"""

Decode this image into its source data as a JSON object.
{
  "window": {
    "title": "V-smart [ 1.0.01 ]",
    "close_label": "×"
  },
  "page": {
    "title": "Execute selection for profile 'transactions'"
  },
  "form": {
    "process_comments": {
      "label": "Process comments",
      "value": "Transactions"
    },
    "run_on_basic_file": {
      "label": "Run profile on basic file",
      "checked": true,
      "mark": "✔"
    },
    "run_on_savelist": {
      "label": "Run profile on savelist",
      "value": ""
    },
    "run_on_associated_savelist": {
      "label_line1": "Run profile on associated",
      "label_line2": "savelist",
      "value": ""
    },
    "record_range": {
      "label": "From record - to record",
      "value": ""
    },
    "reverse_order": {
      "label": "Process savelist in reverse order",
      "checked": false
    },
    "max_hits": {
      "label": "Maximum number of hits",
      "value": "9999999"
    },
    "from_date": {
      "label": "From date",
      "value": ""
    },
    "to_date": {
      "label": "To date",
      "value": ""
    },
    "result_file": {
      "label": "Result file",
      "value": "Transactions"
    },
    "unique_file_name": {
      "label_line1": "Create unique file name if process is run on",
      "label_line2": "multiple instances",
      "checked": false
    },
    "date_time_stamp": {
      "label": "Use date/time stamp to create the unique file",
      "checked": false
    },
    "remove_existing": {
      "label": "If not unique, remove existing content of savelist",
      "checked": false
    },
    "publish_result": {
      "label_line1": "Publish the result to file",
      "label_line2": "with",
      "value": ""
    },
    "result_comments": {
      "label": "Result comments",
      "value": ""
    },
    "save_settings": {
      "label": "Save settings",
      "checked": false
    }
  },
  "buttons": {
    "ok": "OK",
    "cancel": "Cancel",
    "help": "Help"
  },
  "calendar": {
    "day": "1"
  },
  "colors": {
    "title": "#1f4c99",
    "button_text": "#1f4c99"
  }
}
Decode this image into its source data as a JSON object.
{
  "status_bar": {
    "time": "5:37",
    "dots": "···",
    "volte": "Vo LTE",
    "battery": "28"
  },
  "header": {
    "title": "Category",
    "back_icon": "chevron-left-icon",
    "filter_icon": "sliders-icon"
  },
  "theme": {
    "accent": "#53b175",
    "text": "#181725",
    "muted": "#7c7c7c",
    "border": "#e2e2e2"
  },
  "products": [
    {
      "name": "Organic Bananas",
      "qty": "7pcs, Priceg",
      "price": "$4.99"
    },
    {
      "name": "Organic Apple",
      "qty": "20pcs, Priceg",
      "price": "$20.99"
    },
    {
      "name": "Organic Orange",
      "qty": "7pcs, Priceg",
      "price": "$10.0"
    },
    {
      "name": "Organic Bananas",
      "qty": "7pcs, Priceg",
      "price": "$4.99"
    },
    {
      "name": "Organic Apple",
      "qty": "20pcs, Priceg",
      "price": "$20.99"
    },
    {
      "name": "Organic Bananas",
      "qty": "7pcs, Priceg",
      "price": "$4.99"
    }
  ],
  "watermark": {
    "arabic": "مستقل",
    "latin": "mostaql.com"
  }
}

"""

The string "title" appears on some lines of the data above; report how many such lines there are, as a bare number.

4